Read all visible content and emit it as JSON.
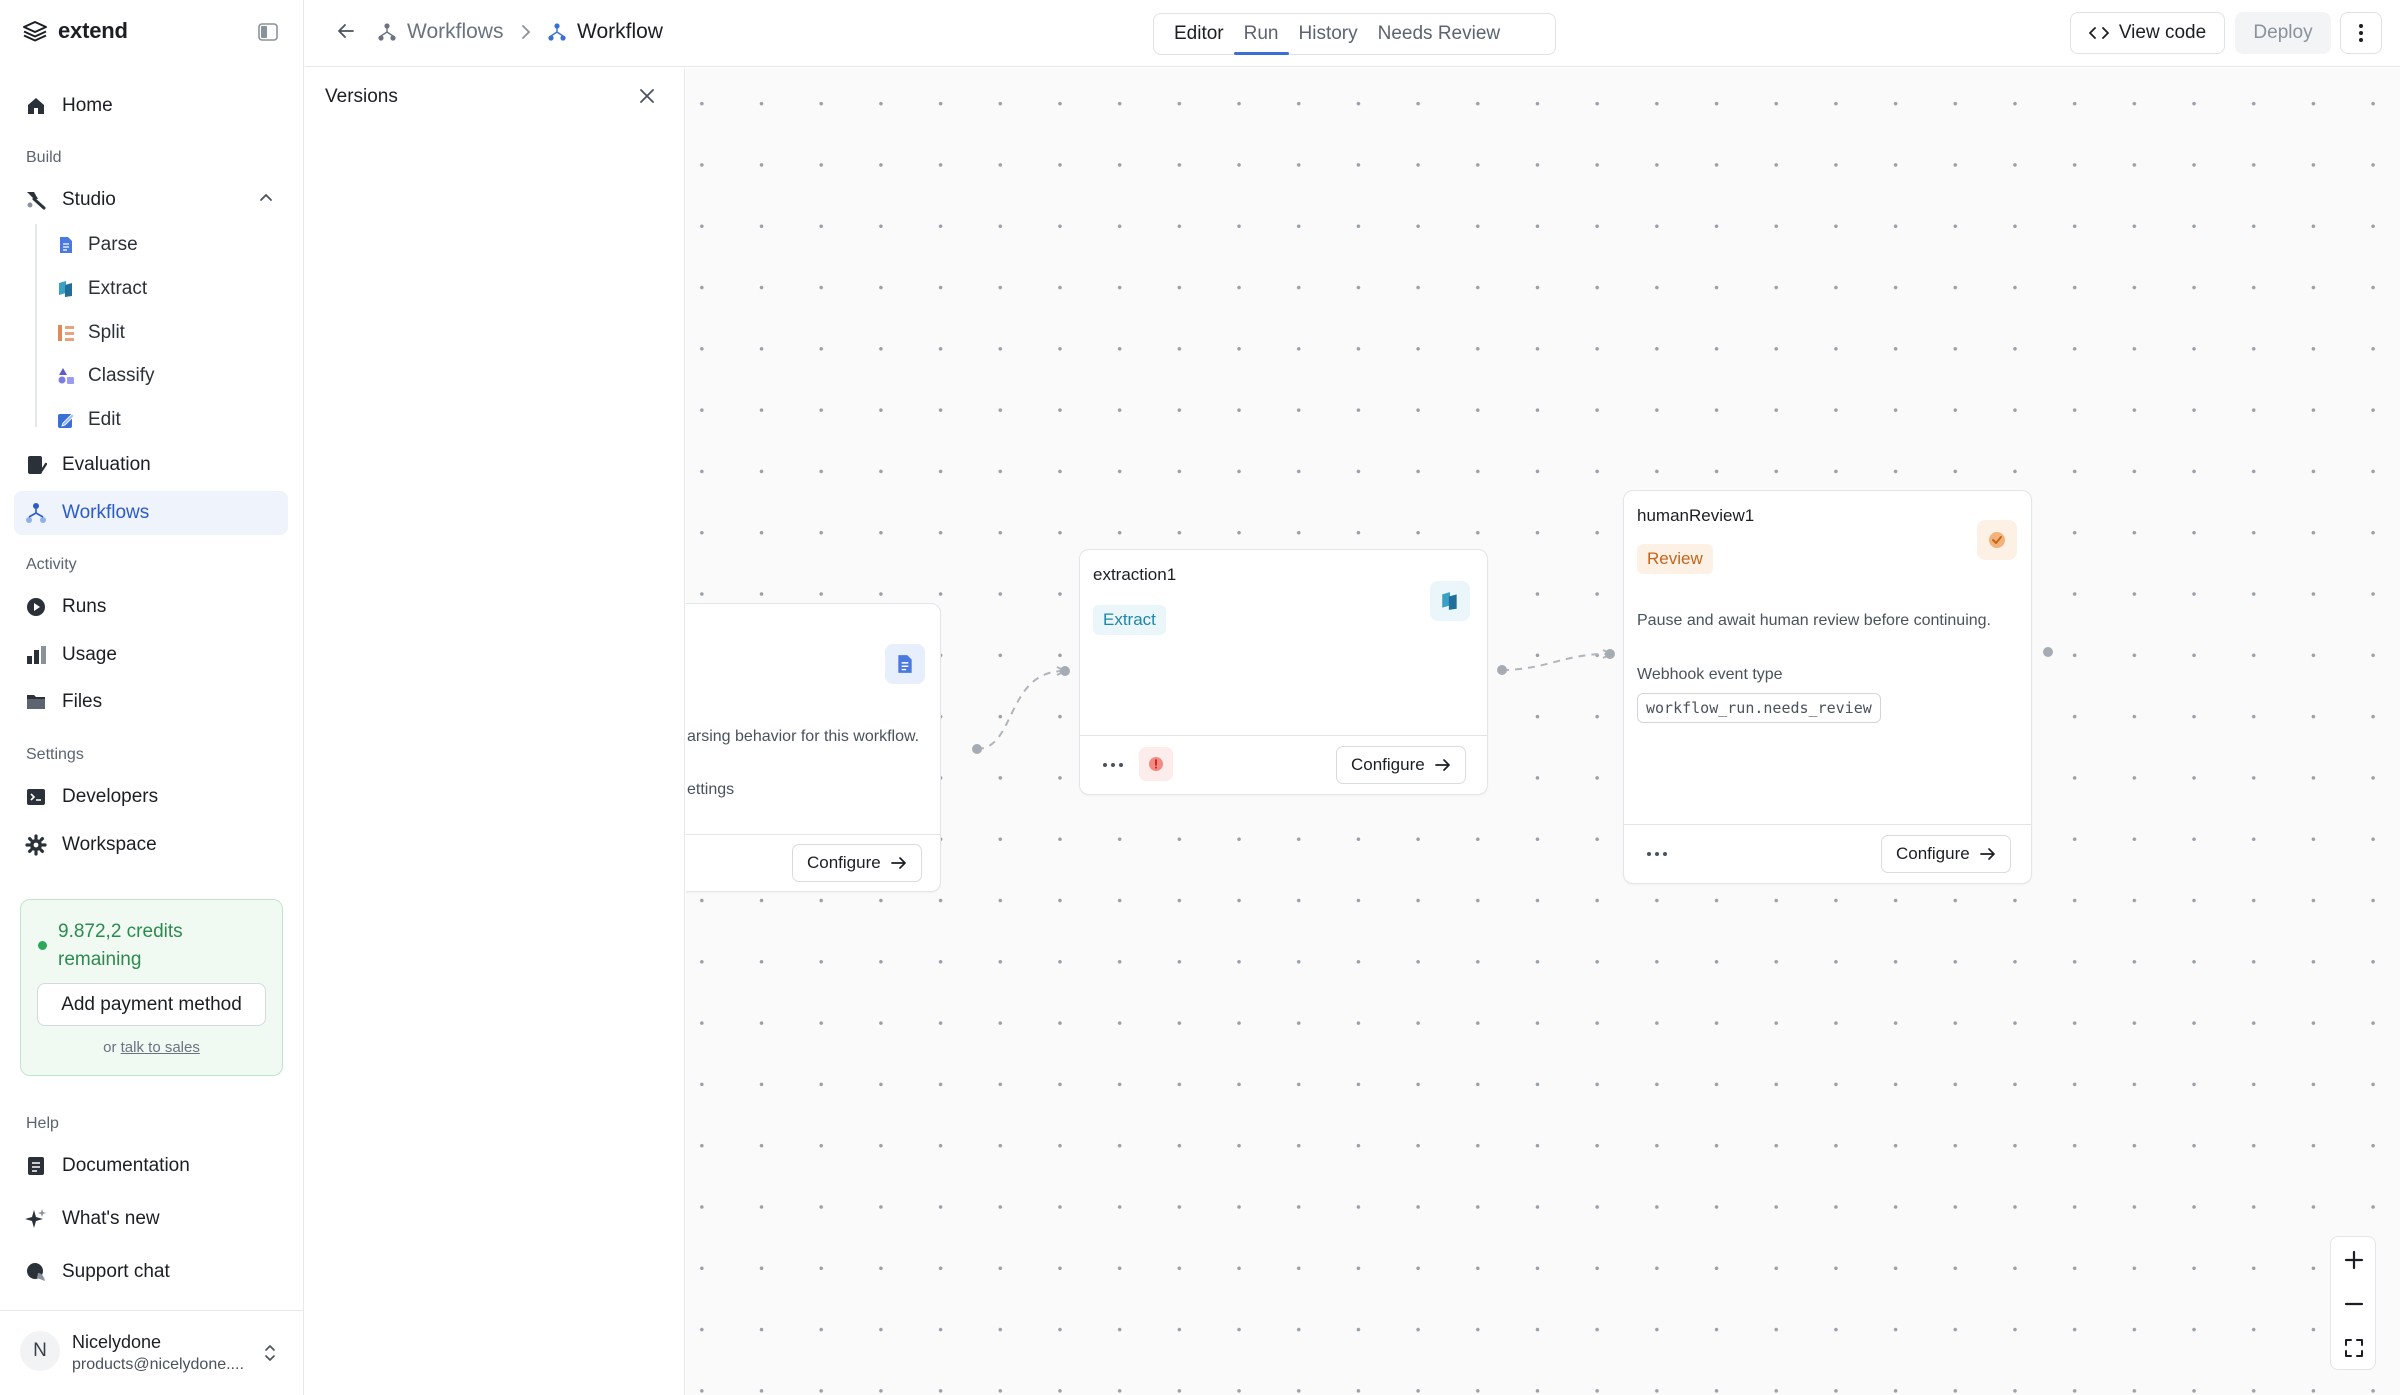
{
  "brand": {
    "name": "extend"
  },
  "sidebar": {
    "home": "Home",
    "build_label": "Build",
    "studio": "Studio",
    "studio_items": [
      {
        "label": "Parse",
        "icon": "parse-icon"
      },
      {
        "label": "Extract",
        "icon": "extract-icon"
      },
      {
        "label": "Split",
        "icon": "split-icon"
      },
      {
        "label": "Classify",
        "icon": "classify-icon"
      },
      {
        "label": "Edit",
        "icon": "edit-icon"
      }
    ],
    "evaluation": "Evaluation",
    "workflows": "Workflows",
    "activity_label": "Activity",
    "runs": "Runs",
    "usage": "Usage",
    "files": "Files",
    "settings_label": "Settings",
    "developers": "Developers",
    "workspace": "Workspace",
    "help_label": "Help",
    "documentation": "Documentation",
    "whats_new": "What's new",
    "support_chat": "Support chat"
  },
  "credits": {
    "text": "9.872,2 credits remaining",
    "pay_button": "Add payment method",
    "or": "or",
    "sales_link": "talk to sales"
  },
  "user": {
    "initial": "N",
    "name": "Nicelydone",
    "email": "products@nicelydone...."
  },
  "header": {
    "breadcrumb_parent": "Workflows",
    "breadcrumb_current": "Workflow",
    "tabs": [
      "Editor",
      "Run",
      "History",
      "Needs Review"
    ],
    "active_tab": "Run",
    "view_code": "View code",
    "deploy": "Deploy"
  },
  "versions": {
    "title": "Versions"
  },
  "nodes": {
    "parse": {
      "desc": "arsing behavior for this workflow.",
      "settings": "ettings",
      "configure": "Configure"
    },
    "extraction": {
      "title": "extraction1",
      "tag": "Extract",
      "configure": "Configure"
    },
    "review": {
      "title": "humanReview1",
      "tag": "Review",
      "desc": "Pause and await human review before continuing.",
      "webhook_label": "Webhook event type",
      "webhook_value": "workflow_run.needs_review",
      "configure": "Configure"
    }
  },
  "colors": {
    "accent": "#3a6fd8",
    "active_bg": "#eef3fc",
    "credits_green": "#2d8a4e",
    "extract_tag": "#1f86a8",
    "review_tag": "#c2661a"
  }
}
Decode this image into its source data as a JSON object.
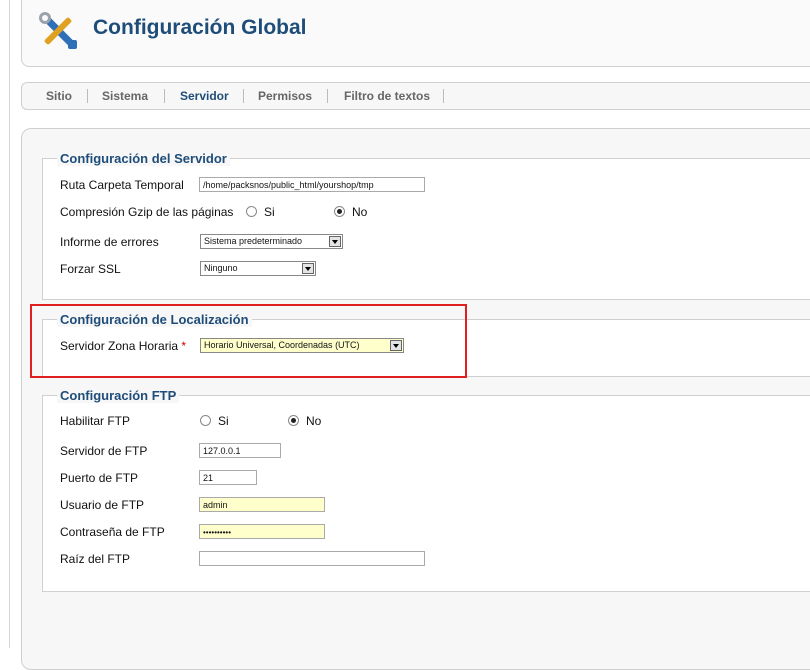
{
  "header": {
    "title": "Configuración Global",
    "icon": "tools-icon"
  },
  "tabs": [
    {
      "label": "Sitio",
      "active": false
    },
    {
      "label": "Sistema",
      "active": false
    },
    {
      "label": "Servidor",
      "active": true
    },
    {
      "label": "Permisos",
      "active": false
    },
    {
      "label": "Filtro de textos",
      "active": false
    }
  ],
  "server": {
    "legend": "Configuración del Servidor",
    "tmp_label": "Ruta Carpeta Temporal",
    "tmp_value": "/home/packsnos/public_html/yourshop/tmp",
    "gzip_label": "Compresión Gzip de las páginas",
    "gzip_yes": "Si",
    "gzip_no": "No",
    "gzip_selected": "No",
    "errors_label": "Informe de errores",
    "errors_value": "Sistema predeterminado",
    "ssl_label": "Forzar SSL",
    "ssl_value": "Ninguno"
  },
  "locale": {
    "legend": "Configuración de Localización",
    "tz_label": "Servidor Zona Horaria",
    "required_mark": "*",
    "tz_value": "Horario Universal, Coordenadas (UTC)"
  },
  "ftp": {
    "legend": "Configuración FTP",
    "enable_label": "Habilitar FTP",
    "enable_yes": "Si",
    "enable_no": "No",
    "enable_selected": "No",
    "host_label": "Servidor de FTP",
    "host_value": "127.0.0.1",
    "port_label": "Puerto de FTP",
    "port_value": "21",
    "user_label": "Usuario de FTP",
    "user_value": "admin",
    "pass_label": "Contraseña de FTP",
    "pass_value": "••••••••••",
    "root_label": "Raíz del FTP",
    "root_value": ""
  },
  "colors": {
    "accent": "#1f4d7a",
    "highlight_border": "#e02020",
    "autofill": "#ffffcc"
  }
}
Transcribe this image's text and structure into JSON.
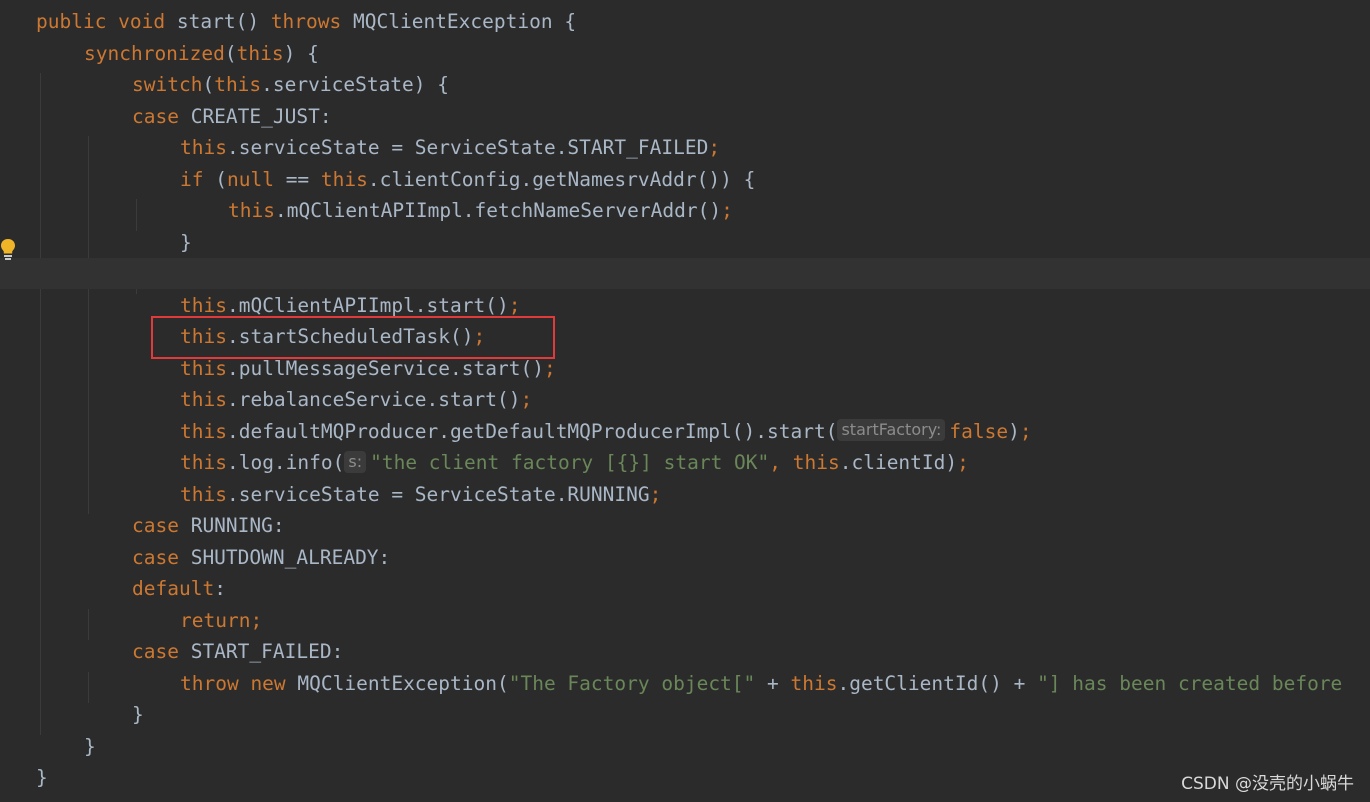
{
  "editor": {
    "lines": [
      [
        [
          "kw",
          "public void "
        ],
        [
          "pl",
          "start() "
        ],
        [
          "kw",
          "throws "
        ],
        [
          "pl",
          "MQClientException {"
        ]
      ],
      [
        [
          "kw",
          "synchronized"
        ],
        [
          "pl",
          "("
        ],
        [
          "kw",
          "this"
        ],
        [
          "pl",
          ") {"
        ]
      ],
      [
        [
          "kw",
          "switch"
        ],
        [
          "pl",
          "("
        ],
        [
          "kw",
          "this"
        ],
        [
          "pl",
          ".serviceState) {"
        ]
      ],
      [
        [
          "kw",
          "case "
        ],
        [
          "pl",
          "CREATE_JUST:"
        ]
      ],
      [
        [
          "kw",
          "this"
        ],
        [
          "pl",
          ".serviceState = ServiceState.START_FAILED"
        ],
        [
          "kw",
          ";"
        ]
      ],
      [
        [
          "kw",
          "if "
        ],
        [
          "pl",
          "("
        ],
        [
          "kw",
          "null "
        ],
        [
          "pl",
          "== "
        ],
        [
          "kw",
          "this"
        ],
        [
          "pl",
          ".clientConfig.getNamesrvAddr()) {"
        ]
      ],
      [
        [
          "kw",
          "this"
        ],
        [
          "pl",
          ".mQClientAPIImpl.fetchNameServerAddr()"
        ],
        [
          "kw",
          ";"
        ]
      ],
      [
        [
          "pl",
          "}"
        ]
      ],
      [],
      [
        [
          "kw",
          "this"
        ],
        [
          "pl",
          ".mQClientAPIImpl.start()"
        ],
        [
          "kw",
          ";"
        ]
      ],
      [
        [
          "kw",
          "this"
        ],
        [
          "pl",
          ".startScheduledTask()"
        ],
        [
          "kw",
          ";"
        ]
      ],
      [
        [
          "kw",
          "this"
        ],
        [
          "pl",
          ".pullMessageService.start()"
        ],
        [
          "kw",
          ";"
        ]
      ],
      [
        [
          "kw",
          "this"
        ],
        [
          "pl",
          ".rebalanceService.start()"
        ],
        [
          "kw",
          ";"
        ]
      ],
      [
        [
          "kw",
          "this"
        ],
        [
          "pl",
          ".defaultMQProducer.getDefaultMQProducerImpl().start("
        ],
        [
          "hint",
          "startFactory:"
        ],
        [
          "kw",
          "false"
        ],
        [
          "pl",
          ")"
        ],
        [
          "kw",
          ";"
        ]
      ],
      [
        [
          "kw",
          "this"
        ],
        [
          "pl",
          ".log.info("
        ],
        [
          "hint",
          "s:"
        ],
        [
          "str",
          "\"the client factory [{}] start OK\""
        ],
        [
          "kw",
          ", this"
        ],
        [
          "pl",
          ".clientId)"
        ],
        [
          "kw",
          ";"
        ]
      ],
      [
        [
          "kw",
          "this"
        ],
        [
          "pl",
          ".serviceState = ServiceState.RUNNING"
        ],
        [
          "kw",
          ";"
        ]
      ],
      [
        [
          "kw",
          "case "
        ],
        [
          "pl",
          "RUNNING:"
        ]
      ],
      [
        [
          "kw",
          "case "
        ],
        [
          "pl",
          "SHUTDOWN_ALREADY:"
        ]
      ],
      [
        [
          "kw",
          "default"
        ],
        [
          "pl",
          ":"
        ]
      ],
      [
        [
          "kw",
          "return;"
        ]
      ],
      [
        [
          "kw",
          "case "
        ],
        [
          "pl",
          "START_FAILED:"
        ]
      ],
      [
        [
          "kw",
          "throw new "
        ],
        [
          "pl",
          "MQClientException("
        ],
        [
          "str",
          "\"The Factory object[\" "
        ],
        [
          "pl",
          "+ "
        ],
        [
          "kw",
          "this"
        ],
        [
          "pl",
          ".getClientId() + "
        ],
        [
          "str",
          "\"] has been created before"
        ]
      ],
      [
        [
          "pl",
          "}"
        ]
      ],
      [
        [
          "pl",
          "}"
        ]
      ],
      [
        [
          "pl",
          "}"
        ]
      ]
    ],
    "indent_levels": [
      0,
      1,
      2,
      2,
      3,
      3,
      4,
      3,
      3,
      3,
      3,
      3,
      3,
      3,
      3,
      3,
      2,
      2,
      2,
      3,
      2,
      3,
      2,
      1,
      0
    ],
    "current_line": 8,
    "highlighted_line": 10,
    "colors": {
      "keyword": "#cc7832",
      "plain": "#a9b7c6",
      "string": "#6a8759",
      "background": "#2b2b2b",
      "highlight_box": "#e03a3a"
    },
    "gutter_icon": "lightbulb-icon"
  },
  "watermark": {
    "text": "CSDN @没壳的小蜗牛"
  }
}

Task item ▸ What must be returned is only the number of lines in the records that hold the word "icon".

Response ▸ 7